What makes a good pop song great? Some of the more obvious qualities are having an interesting melody, clever lyrics, and familiar elements with an unexpected twist. But one quality we haven’t talked about is the ‘sing-a-long’ factor.
A great song needs to draw your audience in. Whether it’s humming the tune as they walk down the street or daydreaming themselves performing the song to an audience (you know who you are 😉 )…a great song needs some ingredient that makes you want to be a part of it.
Taking this idea to a deeper psychological level, we are social creatures and we want to be a part of something bigger. Music is a binding force in culture and we long for music that reinforces our connection to each other.
So how do you ensure that your song has the sing-a-long factor?
In songwriting, it comes down to an interesting melody that feels natural to repeat over and over again in your head. Lyrically, the song needs to be relatable..so that you (the audience) can feel what the singer is feeling. And by feeling what the singer is feeling, it makes you want to sing/hum/daydream that song.
On the production side, try using vocal DTs: layer different takes of the exact same vocal recording, with some left/right panning, to make the vocalist sound ‘bigger’. If the takes are less exact, then it becomes more of a back-up chorus effect — and the more it sounds like a group of people singing, the more it makes you think you should be singing it too.
Another great tactic, which has been very popular over the past 5 years, is the use of chorus’d vocal adlibs. It could be simple exclamations such as “heys!”, “oooohs”, and “aaaahhs.” A great example is the ‘hey’ exclamations on Katy Perry’s Roar:
Or it could be a fully chorus’d musical hook. One of my favorite examples is the hook in Bastille’s Pompeii:
The chorus of voices for the hook has a vaguely caveman quality that makes it very interesting and original.
How about adding a choir’d “no word” sung interlude (la’s, dee’s, dums, etc.) in the post-chorus, as done in Becky G’s Shower:

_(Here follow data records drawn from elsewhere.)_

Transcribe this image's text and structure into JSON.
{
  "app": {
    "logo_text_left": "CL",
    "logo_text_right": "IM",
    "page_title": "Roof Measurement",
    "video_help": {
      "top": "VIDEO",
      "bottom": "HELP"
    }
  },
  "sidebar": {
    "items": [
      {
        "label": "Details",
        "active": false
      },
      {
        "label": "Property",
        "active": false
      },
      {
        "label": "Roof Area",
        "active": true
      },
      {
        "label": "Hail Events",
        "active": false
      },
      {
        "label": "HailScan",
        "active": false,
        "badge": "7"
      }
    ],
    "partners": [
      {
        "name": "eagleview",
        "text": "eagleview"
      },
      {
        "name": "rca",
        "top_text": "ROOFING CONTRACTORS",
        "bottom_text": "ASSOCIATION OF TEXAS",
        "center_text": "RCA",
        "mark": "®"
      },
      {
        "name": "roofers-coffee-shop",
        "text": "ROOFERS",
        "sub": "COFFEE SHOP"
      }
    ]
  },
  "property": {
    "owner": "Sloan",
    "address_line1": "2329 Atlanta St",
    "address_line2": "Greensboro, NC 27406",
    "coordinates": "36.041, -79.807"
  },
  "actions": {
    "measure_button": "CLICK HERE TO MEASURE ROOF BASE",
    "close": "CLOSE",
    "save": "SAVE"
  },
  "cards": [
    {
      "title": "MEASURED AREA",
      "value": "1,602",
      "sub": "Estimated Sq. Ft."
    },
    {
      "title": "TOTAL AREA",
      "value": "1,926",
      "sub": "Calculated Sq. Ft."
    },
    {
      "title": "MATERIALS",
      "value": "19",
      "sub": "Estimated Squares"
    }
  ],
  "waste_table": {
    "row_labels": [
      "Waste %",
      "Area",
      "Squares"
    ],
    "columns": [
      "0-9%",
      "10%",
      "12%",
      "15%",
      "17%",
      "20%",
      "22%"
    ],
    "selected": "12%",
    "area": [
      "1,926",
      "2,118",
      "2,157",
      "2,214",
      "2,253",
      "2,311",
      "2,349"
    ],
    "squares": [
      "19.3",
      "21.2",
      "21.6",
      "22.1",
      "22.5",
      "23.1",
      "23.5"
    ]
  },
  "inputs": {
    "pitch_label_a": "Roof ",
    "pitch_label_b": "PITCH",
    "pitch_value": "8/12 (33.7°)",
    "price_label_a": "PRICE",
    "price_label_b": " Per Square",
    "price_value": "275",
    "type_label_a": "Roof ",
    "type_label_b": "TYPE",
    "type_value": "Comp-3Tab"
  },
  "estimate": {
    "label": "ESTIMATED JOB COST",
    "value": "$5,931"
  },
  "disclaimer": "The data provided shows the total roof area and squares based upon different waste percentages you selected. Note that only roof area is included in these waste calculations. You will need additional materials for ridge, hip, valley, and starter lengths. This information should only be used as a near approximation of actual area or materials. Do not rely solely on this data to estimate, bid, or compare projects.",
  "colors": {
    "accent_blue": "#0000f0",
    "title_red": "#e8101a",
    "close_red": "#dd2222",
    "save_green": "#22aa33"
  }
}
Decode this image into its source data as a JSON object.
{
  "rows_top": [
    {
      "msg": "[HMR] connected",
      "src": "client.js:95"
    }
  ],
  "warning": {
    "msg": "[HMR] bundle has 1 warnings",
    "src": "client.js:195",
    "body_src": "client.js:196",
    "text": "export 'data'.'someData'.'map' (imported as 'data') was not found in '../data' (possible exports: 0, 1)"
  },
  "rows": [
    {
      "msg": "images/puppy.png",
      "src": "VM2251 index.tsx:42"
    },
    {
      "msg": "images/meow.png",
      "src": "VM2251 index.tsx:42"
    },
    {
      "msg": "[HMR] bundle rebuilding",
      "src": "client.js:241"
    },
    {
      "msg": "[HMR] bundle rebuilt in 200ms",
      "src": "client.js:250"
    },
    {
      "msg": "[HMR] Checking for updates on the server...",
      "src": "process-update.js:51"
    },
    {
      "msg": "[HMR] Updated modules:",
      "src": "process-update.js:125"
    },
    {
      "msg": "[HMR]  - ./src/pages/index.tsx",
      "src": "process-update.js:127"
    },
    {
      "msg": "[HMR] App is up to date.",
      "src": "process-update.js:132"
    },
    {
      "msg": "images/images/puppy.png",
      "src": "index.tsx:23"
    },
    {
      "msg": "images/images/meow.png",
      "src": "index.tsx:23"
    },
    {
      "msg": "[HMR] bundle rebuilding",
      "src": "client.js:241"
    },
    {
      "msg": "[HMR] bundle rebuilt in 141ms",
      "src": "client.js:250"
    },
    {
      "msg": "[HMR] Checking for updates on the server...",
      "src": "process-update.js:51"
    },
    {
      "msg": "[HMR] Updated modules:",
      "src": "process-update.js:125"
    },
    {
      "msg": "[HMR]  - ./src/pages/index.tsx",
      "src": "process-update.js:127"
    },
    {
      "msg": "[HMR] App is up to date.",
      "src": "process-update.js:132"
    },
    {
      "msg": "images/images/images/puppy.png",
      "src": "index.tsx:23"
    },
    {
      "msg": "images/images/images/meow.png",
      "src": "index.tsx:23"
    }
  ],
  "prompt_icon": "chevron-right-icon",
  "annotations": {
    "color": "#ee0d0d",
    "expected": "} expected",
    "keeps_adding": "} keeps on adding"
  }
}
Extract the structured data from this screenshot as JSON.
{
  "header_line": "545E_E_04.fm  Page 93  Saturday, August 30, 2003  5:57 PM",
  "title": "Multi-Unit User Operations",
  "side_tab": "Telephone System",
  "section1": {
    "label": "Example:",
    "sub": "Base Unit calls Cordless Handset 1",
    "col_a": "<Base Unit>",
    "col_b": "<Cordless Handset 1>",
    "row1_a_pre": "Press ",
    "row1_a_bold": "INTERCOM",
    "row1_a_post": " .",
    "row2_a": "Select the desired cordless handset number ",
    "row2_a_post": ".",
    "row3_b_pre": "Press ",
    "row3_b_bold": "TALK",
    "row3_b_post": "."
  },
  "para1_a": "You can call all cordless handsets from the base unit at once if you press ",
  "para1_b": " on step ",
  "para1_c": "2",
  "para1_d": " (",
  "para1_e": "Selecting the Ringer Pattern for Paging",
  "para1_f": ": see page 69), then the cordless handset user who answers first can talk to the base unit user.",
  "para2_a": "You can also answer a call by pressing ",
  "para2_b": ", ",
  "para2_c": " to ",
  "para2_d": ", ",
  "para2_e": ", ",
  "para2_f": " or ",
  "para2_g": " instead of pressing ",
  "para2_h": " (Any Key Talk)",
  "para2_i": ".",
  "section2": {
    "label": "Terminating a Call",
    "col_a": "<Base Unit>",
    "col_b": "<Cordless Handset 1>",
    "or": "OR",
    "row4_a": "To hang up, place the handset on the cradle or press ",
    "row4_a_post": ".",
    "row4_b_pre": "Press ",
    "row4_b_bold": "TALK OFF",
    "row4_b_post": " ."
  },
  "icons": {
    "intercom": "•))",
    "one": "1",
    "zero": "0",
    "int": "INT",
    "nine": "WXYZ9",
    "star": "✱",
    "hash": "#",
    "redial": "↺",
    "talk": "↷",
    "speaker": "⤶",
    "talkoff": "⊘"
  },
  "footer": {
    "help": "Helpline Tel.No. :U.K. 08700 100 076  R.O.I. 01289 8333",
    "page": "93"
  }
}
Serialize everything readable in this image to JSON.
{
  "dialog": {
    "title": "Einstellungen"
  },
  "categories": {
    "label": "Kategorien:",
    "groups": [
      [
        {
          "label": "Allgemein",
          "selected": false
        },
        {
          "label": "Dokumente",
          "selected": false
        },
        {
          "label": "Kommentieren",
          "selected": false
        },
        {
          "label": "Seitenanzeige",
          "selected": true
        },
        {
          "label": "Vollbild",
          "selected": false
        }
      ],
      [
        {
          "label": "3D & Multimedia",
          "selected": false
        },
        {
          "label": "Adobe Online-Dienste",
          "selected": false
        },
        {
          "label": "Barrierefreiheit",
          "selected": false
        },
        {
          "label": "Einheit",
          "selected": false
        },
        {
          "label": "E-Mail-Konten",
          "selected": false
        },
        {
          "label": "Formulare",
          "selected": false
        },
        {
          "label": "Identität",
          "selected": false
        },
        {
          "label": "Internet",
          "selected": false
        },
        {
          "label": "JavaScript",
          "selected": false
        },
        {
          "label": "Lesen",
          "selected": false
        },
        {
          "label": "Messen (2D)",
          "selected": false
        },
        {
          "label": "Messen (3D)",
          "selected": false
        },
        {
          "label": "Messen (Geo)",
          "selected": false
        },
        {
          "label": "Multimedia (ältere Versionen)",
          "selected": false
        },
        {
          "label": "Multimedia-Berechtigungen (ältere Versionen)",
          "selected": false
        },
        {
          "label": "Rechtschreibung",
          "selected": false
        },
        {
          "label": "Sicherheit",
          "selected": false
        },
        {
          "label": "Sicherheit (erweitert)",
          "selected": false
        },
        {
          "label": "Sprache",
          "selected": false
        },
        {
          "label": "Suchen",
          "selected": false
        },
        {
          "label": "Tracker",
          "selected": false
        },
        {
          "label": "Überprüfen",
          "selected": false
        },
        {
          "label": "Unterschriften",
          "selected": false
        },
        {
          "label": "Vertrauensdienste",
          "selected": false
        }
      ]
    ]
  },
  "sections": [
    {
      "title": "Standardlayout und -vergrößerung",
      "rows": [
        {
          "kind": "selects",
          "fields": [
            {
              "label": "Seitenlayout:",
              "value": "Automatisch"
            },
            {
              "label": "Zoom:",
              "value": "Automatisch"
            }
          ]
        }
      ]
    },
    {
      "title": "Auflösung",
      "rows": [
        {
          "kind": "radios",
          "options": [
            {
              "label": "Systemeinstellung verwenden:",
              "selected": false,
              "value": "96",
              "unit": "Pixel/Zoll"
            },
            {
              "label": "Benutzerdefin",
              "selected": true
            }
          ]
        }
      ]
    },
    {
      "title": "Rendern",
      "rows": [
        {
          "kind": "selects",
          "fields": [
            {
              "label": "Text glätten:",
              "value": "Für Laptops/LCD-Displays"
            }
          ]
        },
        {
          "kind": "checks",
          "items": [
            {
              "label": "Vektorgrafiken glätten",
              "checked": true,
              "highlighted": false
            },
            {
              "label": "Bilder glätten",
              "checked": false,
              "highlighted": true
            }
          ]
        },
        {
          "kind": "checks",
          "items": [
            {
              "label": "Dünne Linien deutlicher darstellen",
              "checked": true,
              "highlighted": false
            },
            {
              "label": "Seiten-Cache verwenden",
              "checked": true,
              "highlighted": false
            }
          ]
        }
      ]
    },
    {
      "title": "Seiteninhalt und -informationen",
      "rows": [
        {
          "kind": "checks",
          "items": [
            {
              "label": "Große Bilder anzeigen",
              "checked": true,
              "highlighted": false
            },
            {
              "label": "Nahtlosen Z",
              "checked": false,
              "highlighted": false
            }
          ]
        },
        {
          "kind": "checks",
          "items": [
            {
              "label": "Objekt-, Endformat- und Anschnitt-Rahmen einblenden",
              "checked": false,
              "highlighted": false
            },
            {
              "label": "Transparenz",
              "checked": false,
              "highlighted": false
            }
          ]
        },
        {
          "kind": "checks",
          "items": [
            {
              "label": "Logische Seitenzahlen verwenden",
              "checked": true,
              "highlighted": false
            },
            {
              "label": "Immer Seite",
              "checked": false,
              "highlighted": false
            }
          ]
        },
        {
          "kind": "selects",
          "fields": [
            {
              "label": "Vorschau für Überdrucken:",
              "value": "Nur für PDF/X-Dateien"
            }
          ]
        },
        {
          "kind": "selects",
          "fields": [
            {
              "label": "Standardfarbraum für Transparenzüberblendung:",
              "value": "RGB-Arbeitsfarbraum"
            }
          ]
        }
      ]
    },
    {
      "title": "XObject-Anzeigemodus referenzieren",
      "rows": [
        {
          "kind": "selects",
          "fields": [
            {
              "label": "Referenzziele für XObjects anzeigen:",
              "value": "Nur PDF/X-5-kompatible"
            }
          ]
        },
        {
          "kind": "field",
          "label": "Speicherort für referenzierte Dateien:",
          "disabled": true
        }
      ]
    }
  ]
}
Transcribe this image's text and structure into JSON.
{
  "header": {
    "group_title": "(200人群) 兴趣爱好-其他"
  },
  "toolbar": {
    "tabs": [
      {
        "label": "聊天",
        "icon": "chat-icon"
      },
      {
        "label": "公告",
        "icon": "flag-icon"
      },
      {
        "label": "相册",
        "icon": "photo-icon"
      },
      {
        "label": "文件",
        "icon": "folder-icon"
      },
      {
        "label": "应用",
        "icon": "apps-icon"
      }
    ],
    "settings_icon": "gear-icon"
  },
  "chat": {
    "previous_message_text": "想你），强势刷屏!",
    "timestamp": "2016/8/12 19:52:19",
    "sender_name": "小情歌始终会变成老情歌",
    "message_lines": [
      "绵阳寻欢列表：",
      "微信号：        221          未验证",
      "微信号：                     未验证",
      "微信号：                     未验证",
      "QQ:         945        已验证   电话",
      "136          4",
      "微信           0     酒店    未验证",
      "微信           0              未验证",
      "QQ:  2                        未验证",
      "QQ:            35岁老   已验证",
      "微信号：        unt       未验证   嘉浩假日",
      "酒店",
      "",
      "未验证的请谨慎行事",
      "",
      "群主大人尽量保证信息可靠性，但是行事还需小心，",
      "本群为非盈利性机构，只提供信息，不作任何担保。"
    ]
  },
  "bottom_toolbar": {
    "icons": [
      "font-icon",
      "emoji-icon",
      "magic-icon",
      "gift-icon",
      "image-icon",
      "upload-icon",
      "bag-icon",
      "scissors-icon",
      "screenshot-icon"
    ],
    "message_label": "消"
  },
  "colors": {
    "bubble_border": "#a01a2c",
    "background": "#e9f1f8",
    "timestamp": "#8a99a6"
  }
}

And finally, listen to the impact of the chorus in ‘Rule The World’ by Walk Off the Earth:
I don’t normally post this many examples, but there are so many ways to use chorus’d voices and they are a really important part of modern pop production.
I will finish off with one last example related to a more serious pop recording. When I first drafted this blog post, I wrote something to the effect of not using chorus’d voices in more serious records, but some thought on the matter revealed that I would be completely wrong in saying that. On some records you want to convey an atmosphere of lonelieness and a solo’d voice (with judicious delay and reverb) is effective for this…BUT!…there are times when you need to highlight important passages, and the selective use of DTs or a chorus of voices does work here. Let’s take Lorde’s Royals:
It’s a more serious song with a relatively sparse arrangement, but the track uses loose DTs in the pre-chorus to draw your attention to the clever lyrics. In the chorus itself, there is a choir of voices echoing the title of the track after the lead sings it. Why leave the audience to guess the song’s title? Use a chorus of voices to highlight it; the title is not always as obvious to the audience as it is to the writers.
So next time you make a fun (or serious!) pop record, look for places to add DTs and voice chorus’. Whether it’s a hook, emphasizing the song title, or just random exclamations…it can be a lot of fun to record in the studio and that playfulness will pop up (pun intended) in your recording.